▶ TASK INSTRUCTIONS: All of the listing, from first line to last, should be output exactly; the pictures stay out.

═════ DATA SHOWN

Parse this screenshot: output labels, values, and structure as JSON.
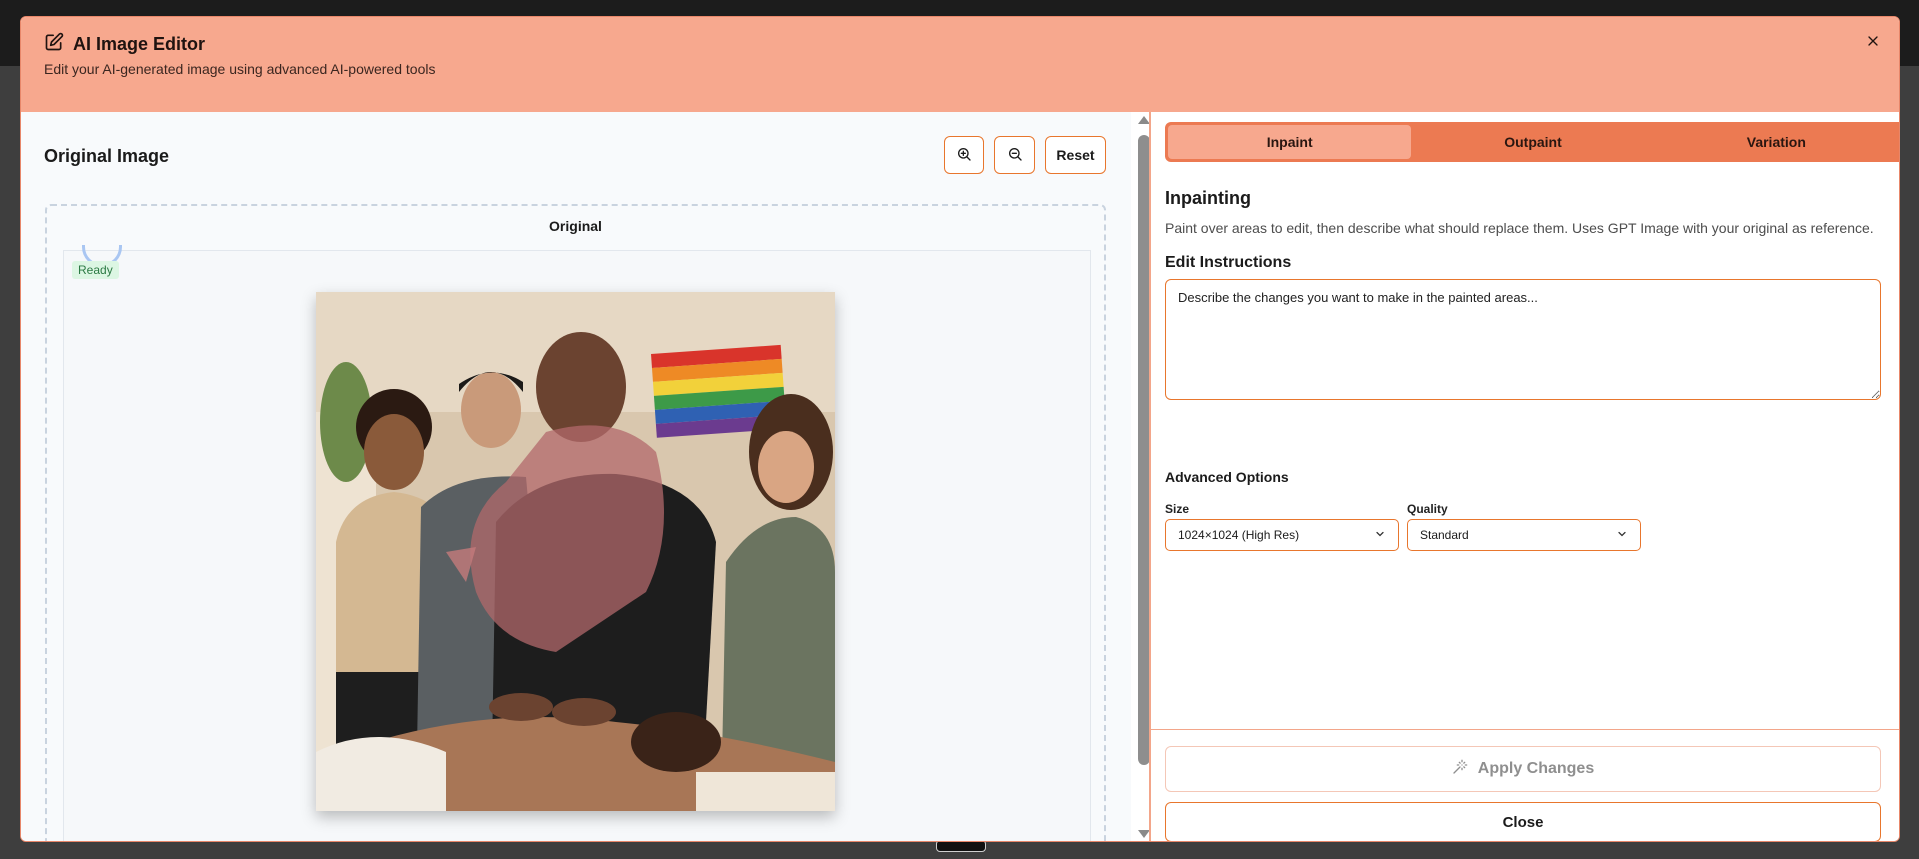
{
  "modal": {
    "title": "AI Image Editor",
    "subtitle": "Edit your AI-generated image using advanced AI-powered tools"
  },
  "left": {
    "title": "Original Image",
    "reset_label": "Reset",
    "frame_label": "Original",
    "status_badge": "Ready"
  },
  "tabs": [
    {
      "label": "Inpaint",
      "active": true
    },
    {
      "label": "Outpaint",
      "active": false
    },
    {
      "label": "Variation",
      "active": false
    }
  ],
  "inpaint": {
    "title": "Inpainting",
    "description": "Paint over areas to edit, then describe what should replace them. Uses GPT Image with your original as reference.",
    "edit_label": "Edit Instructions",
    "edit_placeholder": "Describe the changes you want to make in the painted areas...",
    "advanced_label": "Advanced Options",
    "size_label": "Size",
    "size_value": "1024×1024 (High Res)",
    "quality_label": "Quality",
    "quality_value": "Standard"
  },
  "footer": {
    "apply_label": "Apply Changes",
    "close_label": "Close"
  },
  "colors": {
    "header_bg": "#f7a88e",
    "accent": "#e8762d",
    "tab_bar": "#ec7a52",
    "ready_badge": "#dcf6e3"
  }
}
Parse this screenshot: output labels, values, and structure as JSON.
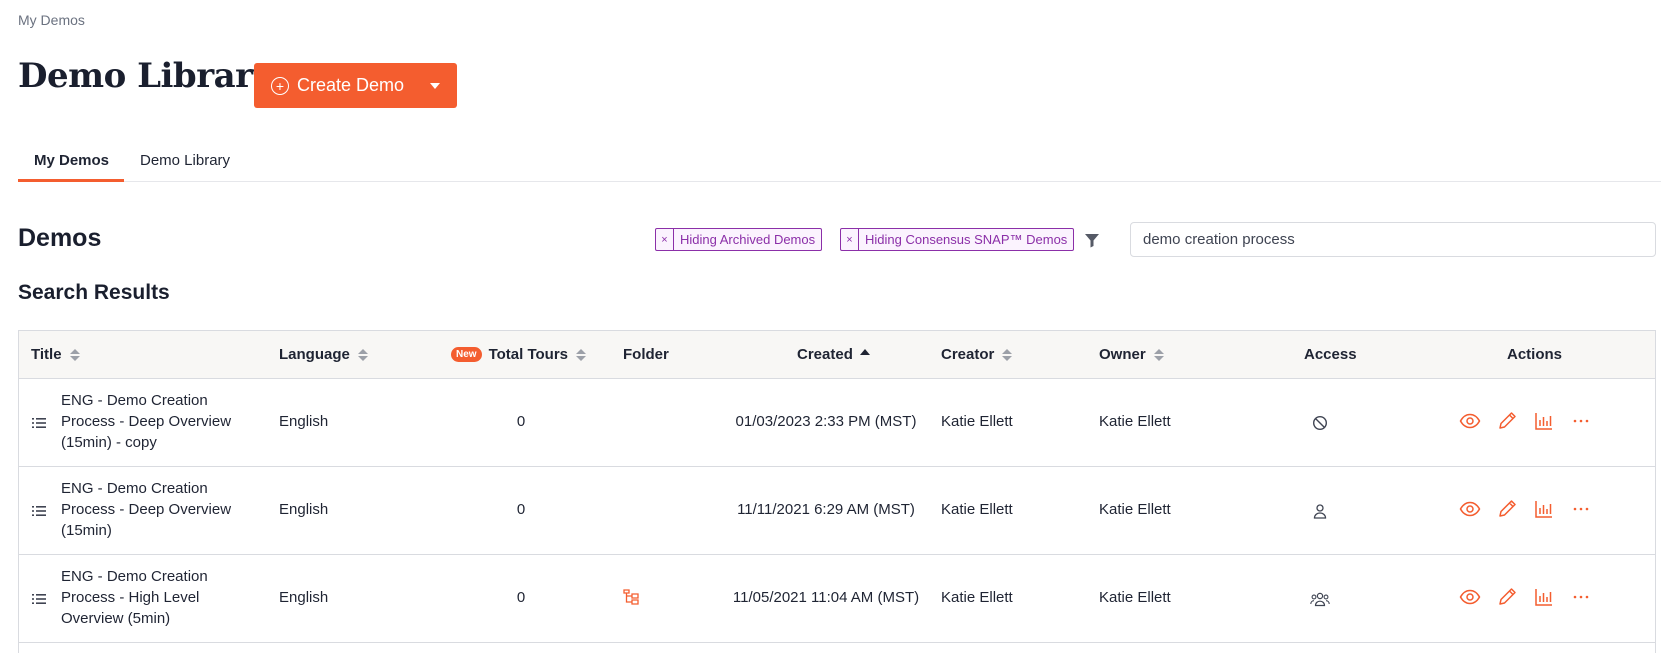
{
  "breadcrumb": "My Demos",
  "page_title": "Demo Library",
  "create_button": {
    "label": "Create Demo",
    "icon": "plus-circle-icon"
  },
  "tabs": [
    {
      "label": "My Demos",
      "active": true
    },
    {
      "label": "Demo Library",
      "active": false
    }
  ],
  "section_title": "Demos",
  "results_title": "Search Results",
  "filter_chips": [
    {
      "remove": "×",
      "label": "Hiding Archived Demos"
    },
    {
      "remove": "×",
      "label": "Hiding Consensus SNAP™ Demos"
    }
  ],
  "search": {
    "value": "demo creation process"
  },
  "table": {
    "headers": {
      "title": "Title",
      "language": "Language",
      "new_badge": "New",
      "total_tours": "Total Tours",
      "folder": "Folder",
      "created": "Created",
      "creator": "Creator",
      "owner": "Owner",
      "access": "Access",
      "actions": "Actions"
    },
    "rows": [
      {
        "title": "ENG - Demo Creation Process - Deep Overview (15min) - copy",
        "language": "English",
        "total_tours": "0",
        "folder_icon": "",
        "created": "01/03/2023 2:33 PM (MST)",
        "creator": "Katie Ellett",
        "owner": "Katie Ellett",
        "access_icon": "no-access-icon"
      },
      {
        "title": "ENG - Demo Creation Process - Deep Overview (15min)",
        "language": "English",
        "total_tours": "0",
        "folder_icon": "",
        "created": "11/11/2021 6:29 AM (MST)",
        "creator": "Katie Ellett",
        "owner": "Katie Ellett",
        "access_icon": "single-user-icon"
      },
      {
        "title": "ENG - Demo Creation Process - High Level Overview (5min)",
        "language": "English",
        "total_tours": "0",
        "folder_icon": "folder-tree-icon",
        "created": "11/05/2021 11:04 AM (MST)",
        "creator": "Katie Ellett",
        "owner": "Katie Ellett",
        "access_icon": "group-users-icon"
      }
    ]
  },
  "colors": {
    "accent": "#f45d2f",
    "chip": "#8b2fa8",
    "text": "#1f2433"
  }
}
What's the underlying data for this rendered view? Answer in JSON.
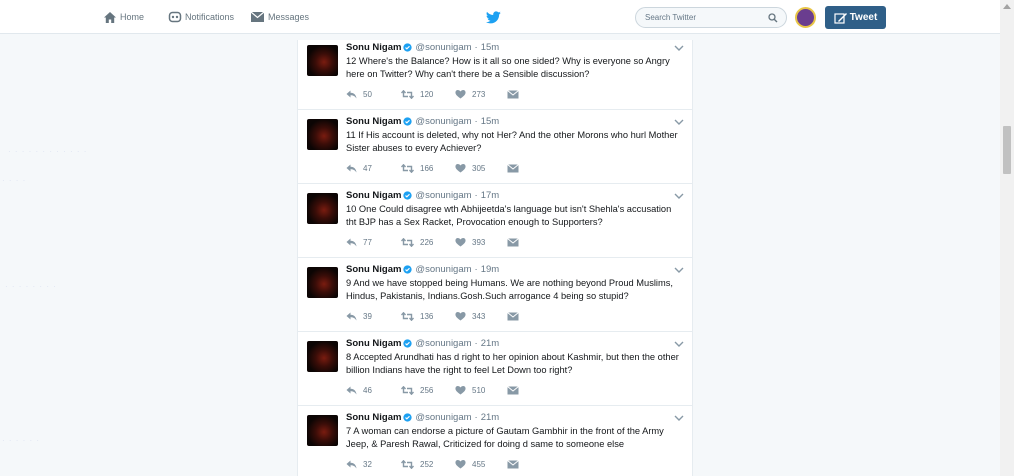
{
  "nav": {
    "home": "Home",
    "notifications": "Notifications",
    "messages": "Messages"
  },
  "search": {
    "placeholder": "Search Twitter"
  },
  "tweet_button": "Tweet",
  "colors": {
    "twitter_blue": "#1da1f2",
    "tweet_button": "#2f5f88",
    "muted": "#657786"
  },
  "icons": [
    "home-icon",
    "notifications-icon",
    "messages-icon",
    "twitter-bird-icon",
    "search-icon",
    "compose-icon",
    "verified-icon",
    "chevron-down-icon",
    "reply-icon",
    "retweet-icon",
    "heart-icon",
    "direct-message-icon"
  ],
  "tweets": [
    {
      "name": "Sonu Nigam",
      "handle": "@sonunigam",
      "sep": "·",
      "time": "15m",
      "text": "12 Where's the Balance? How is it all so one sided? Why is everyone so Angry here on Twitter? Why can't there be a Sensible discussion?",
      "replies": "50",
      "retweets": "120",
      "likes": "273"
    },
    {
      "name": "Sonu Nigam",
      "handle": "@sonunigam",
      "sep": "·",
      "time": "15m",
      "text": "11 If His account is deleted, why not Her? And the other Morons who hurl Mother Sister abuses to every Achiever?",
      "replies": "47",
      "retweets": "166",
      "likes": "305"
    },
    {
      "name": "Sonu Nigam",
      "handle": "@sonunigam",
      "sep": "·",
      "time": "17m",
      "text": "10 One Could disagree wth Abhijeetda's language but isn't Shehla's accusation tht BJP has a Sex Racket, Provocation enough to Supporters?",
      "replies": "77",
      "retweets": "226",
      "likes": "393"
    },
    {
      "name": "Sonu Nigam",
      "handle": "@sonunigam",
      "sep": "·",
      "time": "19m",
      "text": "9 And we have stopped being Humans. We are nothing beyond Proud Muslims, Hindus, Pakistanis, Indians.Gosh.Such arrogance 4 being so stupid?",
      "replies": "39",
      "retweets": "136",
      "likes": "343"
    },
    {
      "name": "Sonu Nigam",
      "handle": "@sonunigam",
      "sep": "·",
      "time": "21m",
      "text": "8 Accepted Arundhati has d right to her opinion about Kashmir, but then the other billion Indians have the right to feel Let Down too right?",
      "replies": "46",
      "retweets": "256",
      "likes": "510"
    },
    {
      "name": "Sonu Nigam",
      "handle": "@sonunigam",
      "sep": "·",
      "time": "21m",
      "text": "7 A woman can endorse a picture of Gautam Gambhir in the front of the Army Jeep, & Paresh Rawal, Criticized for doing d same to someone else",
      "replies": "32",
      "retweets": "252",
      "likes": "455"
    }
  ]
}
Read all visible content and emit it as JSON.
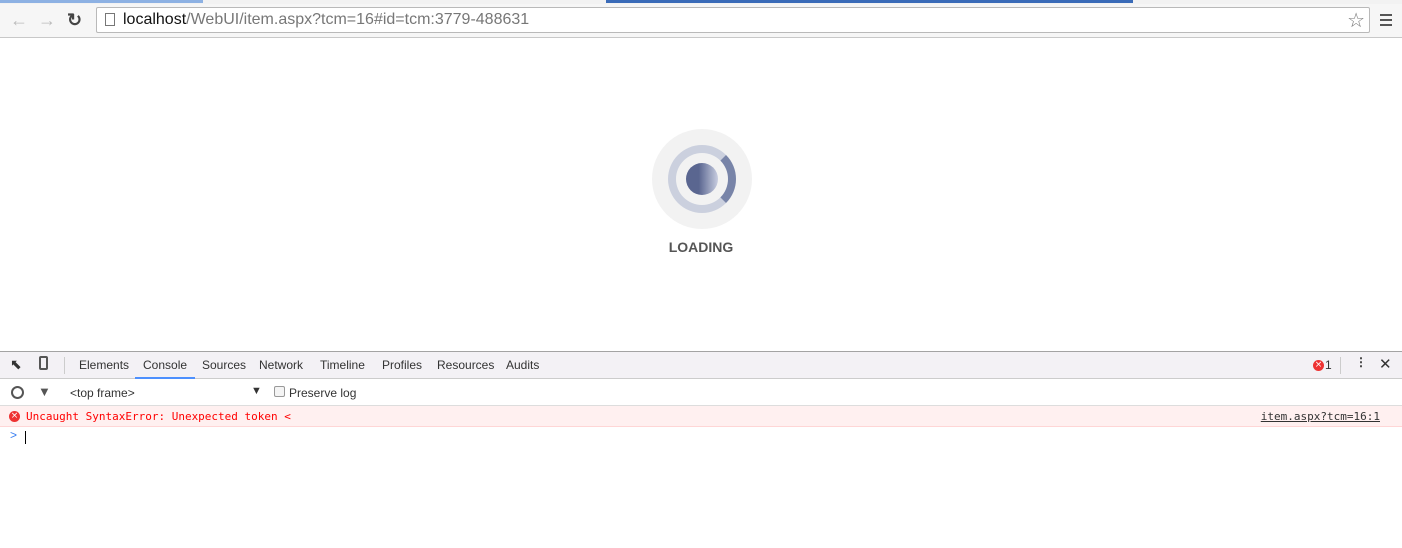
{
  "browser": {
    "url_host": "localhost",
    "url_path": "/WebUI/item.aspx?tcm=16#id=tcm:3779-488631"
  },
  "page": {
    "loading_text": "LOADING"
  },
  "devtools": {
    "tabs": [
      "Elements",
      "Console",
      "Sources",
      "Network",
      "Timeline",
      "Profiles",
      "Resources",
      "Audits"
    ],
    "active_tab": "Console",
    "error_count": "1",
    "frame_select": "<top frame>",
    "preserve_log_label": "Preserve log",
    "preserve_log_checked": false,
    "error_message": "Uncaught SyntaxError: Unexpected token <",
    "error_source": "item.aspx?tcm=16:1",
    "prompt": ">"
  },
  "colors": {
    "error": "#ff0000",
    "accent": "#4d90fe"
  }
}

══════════

▶ EXPECTED OUTPUT:
Parse this screenshot: output labels, values, and structure as JSON.
{
  "modal": {
    "title": "AI Image Editor",
    "subtitle": "Edit your AI-generated image using advanced AI-powered tools"
  },
  "left": {
    "title": "Original Image",
    "reset_label": "Reset",
    "frame_label": "Original",
    "status_badge": "Ready"
  },
  "tabs": [
    {
      "label": "Inpaint",
      "active": true
    },
    {
      "label": "Outpaint",
      "active": false
    },
    {
      "label": "Variation",
      "active": false
    }
  ],
  "inpaint": {
    "title": "Inpainting",
    "description": "Paint over areas to edit, then describe what should replace them. Uses GPT Image with your original as reference.",
    "edit_label": "Edit Instructions",
    "edit_placeholder": "Describe the changes you want to make in the painted areas...",
    "advanced_label": "Advanced Options",
    "size_label": "Size",
    "size_value": "1024×1024 (High Res)",
    "quality_label": "Quality",
    "quality_value": "Standard"
  },
  "footer": {
    "apply_label": "Apply Changes",
    "close_label": "Close"
  },
  "colors": {
    "header_bg": "#f7a88e",
    "accent": "#e8762d",
    "tab_bar": "#ec7a52",
    "ready_badge": "#dcf6e3"
  }
}
Parse this screenshot: output labels, values, and structure as JSON.
{
  "breadcrumb": "My Demos",
  "page_title": "Demo Library",
  "create_button": {
    "label": "Create Demo",
    "icon": "plus-circle-icon"
  },
  "tabs": [
    {
      "label": "My Demos",
      "active": true
    },
    {
      "label": "Demo Library",
      "active": false
    }
  ],
  "section_title": "Demos",
  "results_title": "Search Results",
  "filter_chips": [
    {
      "remove": "×",
      "label": "Hiding Archived Demos"
    },
    {
      "remove": "×",
      "label": "Hiding Consensus SNAP™ Demos"
    }
  ],
  "search": {
    "value": "demo creation process"
  },
  "table": {
    "headers": {
      "title": "Title",
      "language": "Language",
      "new_badge": "New",
      "total_tours": "Total Tours",
      "folder": "Folder",
      "created": "Created",
      "creator": "Creator",
      "owner": "Owner",
      "access": "Access",
      "actions": "Actions"
    },
    "rows": [
      {
        "title": "ENG - Demo Creation Process - Deep Overview (15min) - copy",
        "language": "English",
        "total_tours": "0",
        "folder_icon": "",
        "created": "01/03/2023 2:33 PM (MST)",
        "creator": "Katie Ellett",
        "owner": "Katie Ellett",
        "access_icon": "no-access-icon"
      },
      {
        "title": "ENG - Demo Creation Process - Deep Overview (15min)",
        "language": "English",
        "total_tours": "0",
        "folder_icon": "",
        "created": "11/11/2021 6:29 AM (MST)",
        "creator": "Katie Ellett",
        "owner": "Katie Ellett",
        "access_icon": "single-user-icon"
      },
      {
        "title": "ENG - Demo Creation Process - High Level Overview (5min)",
        "language": "English",
        "total_tours": "0",
        "folder_icon": "folder-tree-icon",
        "created": "11/05/2021 11:04 AM (MST)",
        "creator": "Katie Ellett",
        "owner": "Katie Ellett",
        "access_icon": "group-users-icon"
      }
    ]
  },
  "colors": {
    "accent": "#f45d2f",
    "chip": "#8b2fa8",
    "text": "#1f2433"
  }
}
What's the underlying data for this rendered view? Answer in JSON.
{
  "nav": {
    "home": "Home",
    "notifications": "Notifications",
    "messages": "Messages"
  },
  "search": {
    "placeholder": "Search Twitter"
  },
  "tweet_button": "Tweet",
  "colors": {
    "twitter_blue": "#1da1f2",
    "tweet_button": "#2f5f88",
    "muted": "#657786"
  },
  "icons": [
    "home-icon",
    "notifications-icon",
    "messages-icon",
    "twitter-bird-icon",
    "search-icon",
    "compose-icon",
    "verified-icon",
    "chevron-down-icon",
    "reply-icon",
    "retweet-icon",
    "heart-icon",
    "direct-message-icon"
  ],
  "tweets": [
    {
      "name": "Sonu Nigam",
      "handle": "@sonunigam",
      "sep": "·",
      "time": "15m",
      "text": "12 Where's the Balance? How is it all so one sided? Why is everyone so Angry here on Twitter? Why can't there be a Sensible discussion?",
      "replies": "50",
      "retweets": "120",
      "likes": "273"
    },
    {
      "name": "Sonu Nigam",
      "handle": "@sonunigam",
      "sep": "·",
      "time": "15m",
      "text": "11 If His account is deleted, why not Her? And the other Morons who hurl Mother Sister abuses to every Achiever?",
      "replies": "47",
      "retweets": "166",
      "likes": "305"
    },
    {
      "name": "Sonu Nigam",
      "handle": "@sonunigam",
      "sep": "·",
      "time": "17m",
      "text": "10 One Could disagree wth Abhijeetda's language but isn't Shehla's accusation tht BJP has a Sex Racket, Provocation enough to Supporters?",
      "replies": "77",
      "retweets": "226",
      "likes": "393"
    },
    {
      "name": "Sonu Nigam",
      "handle": "@sonunigam",
      "sep": "·",
      "time": "19m",
      "text": "9 And we have stopped being Humans. We are nothing beyond Proud Muslims, Hindus, Pakistanis, Indians.Gosh.Such arrogance 4 being so stupid?",
      "replies": "39",
      "retweets": "136",
      "likes": "343"
    },
    {
      "name": "Sonu Nigam",
      "handle": "@sonunigam",
      "sep": "·",
      "time": "21m",
      "text": "8 Accepted Arundhati has d right to her opinion about Kashmir, but then the other billion Indians have the right to feel Let Down too right?",
      "replies": "46",
      "retweets": "256",
      "likes": "510"
    },
    {
      "name": "Sonu Nigam",
      "handle": "@sonunigam",
      "sep": "·",
      "time": "21m",
      "text": "7 A woman can endorse a picture of Gautam Gambhir in the front of the Army Jeep, & Paresh Rawal, Criticized for doing d same to someone else",
      "replies": "32",
      "retweets": "252",
      "likes": "455"
    }
  ]
}
Read all visible content and emit it as JSON.
{
  "browser": {
    "url_host": "localhost",
    "url_path": "/WebUI/item.aspx?tcm=16#id=tcm:3779-488631"
  },
  "page": {
    "loading_text": "LOADING"
  },
  "devtools": {
    "tabs": [
      "Elements",
      "Console",
      "Sources",
      "Network",
      "Timeline",
      "Profiles",
      "Resources",
      "Audits"
    ],
    "active_tab": "Console",
    "error_count": "1",
    "frame_select": "<top frame>",
    "preserve_log_label": "Preserve log",
    "preserve_log_checked": false,
    "error_message": "Uncaught SyntaxError: Unexpected token <",
    "error_source": "item.aspx?tcm=16:1",
    "prompt": ">"
  },
  "colors": {
    "error": "#ff0000",
    "accent": "#4d90fe"
  }
}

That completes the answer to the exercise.